Can't believe that I haven't got the blog going properly
had a busy couple of months managing the site here at biblins and getting the bushcraft business up and running down here in Ross on Wye.
We delivered a couple of short sharp courses for some well known local schools just before breakup and they were very popular and now that Steve has finally agreed to join us permanently in the new year we will definately be planning more. We already have repeat block bookings with two of the schools through September.
We also ran a short summer school camp in the early part of the summer holidays as a pilot and will definately be delivering school holiday courses again.
Steve, a very experienced youth worker, probation officer and good all round mountaineer has assisted in our delivery of outdoor programmes for the last ten years. Out of love for the great outdoors and loyal support for my growing adventure business, Steve has been a great support. He has eventually sucummed to pressure and, after some extra training supplied by myself and Dave Watson to further enhance his bushcraft skills complementing his considerable experience and well honed teaching skills, he will indeed be an asset.

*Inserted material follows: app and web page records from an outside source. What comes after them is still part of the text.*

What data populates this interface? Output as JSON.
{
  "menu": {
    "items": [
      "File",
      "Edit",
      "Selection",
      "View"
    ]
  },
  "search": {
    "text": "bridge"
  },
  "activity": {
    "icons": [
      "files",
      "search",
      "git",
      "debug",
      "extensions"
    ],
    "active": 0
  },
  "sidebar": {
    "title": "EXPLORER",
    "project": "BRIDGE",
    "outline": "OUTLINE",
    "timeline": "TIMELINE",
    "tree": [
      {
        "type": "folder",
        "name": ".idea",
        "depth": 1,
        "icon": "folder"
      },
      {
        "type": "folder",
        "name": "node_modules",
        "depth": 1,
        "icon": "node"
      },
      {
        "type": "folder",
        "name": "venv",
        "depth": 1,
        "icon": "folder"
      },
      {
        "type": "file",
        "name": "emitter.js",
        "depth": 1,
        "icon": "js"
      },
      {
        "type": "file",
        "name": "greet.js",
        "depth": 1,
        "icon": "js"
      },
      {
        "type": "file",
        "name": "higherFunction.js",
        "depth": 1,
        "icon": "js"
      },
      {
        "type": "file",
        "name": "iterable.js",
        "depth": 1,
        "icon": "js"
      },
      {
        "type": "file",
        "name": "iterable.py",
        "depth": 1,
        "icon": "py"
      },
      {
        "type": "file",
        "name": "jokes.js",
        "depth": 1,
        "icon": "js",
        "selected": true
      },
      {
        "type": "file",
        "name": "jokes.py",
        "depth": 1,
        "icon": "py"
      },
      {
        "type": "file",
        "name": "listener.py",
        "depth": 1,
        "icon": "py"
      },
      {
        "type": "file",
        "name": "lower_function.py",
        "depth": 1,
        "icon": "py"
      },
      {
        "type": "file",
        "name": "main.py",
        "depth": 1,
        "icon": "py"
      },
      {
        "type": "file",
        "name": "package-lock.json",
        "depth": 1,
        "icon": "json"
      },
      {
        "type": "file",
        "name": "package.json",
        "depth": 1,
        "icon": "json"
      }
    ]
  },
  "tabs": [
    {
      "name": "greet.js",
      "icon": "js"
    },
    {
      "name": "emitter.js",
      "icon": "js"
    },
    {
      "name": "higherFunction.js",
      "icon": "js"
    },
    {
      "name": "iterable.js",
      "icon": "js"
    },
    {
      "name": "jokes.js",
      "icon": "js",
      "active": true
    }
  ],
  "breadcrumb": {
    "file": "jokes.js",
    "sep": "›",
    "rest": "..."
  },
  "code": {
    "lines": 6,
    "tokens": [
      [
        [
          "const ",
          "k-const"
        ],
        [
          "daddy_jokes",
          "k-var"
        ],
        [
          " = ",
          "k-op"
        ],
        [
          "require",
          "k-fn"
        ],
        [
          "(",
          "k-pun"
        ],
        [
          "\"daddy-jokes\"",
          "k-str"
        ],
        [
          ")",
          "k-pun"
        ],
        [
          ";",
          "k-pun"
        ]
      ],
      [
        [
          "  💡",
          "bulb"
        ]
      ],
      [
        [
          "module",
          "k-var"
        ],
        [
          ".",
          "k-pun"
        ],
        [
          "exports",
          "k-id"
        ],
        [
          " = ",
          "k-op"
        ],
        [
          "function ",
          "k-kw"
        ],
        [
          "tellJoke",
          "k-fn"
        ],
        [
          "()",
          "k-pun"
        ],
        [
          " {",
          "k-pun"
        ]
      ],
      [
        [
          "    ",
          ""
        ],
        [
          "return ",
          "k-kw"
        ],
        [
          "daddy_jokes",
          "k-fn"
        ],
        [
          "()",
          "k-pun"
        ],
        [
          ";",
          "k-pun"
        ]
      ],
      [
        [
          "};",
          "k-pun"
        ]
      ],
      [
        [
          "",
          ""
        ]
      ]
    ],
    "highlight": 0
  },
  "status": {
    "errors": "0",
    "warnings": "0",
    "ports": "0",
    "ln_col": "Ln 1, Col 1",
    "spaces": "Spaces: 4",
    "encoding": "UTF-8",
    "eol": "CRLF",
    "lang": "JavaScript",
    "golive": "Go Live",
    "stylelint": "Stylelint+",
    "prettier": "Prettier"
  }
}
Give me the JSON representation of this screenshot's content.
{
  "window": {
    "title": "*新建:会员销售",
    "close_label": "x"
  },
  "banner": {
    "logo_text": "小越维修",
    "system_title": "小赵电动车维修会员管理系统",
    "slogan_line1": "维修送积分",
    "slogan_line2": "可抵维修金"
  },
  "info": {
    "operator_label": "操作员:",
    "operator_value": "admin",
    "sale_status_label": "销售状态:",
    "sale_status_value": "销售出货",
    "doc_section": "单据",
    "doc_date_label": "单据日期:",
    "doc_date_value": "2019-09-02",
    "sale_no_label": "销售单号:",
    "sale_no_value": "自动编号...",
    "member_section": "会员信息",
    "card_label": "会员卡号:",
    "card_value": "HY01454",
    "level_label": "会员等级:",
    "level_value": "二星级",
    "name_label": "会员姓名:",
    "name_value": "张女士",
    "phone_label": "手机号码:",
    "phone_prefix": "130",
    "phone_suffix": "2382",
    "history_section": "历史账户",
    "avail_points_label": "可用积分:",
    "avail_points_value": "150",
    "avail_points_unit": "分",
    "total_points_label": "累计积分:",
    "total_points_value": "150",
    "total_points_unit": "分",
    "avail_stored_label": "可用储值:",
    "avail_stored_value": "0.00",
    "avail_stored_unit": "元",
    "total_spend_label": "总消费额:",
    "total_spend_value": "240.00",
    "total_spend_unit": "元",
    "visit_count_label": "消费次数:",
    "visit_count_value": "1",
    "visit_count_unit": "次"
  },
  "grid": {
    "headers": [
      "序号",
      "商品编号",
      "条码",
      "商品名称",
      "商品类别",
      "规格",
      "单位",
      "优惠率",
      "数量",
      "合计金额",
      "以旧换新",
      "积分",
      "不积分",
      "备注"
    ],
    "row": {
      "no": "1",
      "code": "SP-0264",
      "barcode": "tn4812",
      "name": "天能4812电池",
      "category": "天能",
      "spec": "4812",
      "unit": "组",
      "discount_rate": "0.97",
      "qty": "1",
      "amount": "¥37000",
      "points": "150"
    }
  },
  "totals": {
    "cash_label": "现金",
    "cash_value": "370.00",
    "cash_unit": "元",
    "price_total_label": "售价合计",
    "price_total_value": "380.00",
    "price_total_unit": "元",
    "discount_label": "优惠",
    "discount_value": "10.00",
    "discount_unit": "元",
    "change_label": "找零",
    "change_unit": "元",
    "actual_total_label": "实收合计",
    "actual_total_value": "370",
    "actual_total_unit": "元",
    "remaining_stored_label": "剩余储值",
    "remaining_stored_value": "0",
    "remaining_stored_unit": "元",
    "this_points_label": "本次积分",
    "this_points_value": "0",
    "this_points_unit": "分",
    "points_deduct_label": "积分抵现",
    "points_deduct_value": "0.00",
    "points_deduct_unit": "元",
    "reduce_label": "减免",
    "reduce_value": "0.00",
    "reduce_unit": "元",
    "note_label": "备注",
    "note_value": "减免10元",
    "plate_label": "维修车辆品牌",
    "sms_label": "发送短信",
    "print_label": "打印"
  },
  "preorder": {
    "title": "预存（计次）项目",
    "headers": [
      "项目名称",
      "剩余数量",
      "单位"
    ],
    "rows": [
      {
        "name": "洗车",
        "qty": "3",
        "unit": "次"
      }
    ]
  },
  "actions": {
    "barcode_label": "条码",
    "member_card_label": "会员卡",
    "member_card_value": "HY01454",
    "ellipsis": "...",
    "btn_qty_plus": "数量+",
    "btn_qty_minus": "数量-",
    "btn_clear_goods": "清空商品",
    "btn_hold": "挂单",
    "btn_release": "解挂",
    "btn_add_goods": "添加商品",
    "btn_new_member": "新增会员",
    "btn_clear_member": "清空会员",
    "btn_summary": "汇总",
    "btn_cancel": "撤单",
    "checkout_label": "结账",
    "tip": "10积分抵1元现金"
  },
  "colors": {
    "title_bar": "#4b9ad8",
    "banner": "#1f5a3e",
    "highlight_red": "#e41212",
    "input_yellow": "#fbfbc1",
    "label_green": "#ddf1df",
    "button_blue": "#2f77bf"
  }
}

I've completely lost track of the new flora that erupts in every corner. Our old site in Saddleworth, now managed by Steve, has such a simple repeated range of flowers and so easy to learn. The northern climate is the reason of course. Down here the spring starts so much earlier and the summer lasts so much longer.
What I am determined to do is get to know the fungi. I'm no expert and so stick to a few very simple and easy to recognise species, or at least those with a low risk of illness through misidentification.
My old standby in Saddleworth were a small clustering variety of puffball and ear fungus. Both pretty unmistakable for anything else. if the puffball flesh isn't white and fresh smelling then its an earthball or something worse but either way will look or smell wrong. I've never found anything else that looks like ear fungus. Anyway, now we are at this end of the summer, with autumn looming, the trees here are already developing their autumn colours and some even shedding, its mushroom time and its already getting interesting.
We delivered a two day event only this weekend here in a new location here in the Forest of Dean at our new location and mushrooms were already to be seen.
I have made a promise that as from the first of September i'm going to know every fungi in and around that site and I know its going to be a tall order.
We see dear every day now and badgers at least every other day. I've found loads of abandoned badger setts and an active latreen but not found an active sett yet, which is unusual for me. Another promise for the new academic year.